And we had a bit of cider because it was just too damn sunny and spring-like for our beloved Malbec.
It was all so nice. And OK, we didn’t put the world to right or discuss politics or our greatest fears or all our ginormous life plans for the future, but we talked. We talked more and connected (ewww vom, I sound so cringey) than we had in a while.
And, it’ll come to no shock to any of you that my head felt clearer. I felt clearer, happier, more myself, without the constant nag of work and the social media world. I was the good, brilliant version of Hannah Gale, the one I like to be, the one I want to be all the time. The one who is unfaulted by negative comments or tweets or scrutiny, the one who is untouched by social media envy, because that’s the real me, the one I want Chris to know and love, not the insecure, sometimes-teary, sometimes self-obsessed girl I become when I’m latched onto my phone like a baby to a nipple.
I like that girl and I wish she’d come out to play more, she’s fun and happy and bright and the sort of person I’ve always wanted to be. So right now it’s about finding that balance – the balance of being that girl and of being the full-time blogger.
So yeah, phone-free date night is going to stay. Once a week if we can make it happen, once a fortnight if not. It sounds silly and forced to have ‘rules’ like this, but physically removing ourselves from our phones and hiding them away IS really the only way to ensure they don’t get involved in our quality time and we get to enjoy each other as we were made to, the way our parents did, the way the 758346587564357 generations before us did.
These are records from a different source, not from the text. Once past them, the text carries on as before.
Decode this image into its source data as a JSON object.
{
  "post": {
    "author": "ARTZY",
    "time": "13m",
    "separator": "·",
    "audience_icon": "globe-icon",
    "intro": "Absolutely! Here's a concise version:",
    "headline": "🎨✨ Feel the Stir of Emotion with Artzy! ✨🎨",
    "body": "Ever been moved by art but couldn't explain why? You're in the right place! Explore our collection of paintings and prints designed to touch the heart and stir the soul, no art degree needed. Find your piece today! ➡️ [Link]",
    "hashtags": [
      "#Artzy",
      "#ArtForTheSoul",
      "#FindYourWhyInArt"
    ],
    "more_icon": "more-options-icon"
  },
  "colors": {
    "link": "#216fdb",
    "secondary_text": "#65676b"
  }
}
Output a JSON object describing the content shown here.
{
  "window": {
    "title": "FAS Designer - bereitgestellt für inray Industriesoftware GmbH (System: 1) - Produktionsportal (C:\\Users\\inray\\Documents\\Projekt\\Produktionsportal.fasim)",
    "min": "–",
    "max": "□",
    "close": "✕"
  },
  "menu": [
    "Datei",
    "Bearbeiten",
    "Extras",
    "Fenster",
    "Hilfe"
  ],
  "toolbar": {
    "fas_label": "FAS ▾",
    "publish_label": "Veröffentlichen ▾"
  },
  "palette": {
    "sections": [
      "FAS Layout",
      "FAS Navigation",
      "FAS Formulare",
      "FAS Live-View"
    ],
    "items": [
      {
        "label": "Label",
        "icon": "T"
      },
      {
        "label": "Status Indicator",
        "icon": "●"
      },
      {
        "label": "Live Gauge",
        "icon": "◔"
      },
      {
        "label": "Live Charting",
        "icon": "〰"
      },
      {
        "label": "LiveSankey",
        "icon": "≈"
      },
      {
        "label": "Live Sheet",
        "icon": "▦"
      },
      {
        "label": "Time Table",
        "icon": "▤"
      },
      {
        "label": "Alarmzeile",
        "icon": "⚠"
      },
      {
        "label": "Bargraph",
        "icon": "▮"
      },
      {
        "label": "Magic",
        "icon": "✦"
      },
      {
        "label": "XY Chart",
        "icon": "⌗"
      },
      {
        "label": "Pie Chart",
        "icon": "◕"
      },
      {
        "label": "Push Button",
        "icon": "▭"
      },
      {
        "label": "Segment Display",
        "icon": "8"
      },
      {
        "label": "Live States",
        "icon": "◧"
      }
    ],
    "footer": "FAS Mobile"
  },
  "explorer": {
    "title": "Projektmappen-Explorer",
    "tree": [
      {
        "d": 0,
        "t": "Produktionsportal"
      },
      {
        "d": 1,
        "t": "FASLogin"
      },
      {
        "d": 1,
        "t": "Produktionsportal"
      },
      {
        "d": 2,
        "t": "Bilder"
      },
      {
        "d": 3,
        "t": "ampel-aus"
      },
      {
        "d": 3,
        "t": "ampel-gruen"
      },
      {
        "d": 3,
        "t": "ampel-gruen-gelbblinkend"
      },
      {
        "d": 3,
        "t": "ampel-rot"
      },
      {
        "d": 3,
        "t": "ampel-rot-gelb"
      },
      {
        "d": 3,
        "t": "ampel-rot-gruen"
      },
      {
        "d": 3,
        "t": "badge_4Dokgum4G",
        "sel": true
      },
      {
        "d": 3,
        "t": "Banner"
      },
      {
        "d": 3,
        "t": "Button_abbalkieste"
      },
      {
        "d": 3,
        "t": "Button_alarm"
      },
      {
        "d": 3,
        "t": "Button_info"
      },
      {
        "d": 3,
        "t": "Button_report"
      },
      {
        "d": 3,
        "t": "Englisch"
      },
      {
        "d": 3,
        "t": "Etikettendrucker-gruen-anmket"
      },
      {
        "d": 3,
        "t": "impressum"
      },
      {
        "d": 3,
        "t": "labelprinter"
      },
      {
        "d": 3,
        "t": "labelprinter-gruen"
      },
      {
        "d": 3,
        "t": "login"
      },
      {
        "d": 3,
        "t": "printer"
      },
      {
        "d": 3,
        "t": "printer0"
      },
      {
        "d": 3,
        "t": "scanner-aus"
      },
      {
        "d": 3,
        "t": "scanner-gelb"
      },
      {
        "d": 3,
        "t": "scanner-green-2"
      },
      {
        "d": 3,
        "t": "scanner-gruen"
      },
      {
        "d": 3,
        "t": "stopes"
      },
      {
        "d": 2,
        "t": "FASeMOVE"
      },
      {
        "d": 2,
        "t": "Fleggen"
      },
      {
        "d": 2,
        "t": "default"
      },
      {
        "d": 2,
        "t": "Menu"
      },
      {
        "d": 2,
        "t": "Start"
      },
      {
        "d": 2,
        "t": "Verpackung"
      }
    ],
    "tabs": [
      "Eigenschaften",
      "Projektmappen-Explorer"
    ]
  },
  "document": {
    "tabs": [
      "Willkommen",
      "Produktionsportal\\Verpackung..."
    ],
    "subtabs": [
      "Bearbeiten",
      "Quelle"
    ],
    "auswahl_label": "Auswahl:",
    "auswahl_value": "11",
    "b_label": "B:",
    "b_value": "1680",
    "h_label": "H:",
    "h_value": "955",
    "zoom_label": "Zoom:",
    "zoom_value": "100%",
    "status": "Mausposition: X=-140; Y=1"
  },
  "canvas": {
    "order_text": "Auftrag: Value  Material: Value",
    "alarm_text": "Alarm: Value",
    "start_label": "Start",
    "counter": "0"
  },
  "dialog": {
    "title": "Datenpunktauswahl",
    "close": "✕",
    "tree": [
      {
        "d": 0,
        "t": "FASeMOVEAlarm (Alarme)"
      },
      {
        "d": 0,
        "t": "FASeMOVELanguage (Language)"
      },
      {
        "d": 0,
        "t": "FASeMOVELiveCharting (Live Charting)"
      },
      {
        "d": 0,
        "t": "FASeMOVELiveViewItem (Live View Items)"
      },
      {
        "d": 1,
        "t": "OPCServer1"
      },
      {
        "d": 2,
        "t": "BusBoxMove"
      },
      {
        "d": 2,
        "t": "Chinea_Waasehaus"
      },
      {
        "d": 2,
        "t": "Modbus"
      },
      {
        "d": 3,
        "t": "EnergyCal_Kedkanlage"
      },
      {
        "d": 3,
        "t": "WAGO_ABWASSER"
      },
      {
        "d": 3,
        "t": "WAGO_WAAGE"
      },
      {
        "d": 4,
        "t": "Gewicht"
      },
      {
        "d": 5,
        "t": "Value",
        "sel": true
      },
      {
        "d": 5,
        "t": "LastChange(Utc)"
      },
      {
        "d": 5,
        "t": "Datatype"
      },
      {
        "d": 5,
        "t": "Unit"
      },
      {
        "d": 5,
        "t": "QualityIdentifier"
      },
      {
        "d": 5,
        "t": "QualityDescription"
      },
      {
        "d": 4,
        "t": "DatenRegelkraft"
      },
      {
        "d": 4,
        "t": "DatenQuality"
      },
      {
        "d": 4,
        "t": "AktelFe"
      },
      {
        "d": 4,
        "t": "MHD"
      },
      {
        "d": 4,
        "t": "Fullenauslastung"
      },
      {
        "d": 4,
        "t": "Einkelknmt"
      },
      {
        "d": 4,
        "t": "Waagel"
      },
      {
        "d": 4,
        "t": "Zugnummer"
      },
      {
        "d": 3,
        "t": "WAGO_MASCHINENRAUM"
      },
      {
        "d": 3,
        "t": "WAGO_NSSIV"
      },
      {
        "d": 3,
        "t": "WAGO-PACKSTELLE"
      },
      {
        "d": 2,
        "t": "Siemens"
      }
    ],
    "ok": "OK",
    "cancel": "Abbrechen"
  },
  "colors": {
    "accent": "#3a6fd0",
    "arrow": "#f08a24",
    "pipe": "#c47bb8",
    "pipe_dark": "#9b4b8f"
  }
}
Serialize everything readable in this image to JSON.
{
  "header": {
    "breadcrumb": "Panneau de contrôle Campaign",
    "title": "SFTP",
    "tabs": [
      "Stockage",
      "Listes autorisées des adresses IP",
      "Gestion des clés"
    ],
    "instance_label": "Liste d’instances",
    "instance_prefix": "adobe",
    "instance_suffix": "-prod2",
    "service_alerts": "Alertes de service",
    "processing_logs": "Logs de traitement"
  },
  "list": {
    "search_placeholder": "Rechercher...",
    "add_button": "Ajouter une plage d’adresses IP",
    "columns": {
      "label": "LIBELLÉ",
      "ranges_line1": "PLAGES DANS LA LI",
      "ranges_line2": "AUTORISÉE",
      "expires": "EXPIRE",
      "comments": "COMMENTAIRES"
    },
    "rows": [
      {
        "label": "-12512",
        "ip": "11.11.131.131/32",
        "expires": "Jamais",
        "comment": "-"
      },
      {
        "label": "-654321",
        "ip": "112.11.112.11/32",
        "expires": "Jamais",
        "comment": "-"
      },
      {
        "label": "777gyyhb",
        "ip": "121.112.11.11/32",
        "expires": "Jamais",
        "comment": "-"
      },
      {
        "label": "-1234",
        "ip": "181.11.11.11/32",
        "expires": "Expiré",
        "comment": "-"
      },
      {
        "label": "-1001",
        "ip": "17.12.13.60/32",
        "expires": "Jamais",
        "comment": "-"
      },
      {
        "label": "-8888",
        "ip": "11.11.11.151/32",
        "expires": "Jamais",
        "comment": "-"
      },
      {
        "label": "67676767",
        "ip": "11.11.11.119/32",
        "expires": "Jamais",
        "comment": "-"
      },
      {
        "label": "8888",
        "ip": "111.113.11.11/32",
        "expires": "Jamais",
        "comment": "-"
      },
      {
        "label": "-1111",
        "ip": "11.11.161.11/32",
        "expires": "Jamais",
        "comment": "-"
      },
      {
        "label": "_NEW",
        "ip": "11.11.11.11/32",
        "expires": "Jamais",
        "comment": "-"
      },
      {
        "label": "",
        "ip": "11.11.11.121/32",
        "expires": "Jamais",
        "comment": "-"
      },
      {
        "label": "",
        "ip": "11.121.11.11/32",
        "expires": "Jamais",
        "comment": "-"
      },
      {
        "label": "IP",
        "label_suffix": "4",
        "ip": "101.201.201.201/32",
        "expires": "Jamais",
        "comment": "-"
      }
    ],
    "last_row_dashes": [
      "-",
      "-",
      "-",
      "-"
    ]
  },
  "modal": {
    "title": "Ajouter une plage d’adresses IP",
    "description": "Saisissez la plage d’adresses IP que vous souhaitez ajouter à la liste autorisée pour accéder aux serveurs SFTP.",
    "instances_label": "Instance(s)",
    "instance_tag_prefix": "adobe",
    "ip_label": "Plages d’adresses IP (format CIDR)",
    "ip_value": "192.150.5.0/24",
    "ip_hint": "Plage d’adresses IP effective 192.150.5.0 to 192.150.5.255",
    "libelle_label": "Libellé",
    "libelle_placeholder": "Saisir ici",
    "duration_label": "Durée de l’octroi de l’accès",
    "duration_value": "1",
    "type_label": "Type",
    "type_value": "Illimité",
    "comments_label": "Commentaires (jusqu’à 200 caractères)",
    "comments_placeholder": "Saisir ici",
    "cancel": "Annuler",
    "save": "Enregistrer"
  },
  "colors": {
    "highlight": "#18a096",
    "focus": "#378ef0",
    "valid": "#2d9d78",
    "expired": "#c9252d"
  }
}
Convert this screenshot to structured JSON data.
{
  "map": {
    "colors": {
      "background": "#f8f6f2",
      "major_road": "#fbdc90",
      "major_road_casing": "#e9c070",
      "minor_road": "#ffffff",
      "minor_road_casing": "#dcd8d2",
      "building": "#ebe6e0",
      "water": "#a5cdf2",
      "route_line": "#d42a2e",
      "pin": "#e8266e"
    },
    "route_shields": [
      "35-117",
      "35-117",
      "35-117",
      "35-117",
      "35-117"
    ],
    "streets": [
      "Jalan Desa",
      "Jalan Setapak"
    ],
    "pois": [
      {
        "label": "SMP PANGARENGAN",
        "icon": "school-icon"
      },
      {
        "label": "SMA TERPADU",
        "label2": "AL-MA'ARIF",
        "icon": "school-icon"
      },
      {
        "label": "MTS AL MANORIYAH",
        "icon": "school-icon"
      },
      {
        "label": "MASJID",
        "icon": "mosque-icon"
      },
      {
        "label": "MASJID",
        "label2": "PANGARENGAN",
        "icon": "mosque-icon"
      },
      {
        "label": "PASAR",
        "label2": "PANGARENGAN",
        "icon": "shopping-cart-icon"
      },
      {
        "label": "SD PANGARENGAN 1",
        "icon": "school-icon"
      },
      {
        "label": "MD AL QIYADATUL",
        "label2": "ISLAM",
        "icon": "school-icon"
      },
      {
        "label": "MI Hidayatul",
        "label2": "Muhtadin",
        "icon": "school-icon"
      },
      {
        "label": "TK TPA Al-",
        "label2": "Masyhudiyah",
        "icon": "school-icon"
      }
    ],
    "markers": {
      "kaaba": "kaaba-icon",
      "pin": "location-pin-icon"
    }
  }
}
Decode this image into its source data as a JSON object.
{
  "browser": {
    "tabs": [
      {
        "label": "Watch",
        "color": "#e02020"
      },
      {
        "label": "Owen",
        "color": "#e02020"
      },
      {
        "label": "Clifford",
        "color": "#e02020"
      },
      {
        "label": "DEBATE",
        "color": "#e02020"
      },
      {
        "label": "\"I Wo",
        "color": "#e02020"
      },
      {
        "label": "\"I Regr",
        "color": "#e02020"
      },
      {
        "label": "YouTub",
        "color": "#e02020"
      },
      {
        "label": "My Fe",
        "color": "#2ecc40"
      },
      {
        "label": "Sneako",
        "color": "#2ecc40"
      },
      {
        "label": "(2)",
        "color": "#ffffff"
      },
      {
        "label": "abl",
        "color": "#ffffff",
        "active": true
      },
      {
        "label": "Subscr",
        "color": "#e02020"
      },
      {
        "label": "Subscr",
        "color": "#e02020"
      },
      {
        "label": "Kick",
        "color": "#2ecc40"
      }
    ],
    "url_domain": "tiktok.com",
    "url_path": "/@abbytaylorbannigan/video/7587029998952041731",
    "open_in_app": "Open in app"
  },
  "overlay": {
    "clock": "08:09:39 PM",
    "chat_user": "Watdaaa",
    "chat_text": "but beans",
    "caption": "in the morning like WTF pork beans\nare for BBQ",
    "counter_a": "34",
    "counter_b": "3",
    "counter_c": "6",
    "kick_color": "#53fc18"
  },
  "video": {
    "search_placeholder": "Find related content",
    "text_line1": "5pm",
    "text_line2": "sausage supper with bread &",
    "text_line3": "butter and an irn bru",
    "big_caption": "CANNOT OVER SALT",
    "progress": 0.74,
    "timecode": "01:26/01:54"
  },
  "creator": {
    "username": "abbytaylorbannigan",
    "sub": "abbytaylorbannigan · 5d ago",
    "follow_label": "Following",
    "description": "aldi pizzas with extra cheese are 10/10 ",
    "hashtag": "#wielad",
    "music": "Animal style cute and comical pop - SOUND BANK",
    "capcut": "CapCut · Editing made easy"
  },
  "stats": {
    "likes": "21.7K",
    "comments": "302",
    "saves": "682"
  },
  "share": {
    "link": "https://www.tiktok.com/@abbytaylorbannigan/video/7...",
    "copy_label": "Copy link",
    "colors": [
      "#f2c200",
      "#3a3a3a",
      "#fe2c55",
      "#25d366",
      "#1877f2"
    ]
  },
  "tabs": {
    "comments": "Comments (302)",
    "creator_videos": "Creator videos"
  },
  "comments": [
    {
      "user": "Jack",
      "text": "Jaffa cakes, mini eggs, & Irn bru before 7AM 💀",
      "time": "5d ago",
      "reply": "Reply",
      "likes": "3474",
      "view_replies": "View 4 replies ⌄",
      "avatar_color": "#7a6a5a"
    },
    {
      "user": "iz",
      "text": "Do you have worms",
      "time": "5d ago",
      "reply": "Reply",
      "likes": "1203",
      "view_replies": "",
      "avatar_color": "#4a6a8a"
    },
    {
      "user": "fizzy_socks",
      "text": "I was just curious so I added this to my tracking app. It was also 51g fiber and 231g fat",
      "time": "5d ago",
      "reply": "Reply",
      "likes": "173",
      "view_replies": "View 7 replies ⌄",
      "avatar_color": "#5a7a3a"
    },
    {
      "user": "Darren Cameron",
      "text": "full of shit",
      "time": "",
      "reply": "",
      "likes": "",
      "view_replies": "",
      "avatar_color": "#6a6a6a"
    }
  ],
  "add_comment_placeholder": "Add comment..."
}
Next on the agenda? Having some serious girl time with phones removed. JUST IMAGINE THE SERIOUSLY INCREDIBLE CHATS YOU COULD HAVE WITH WINE AND CRISPS AND DIPS WITHOUT PHONES. Let’s start a revolution.
Oh, and here’s Rudey.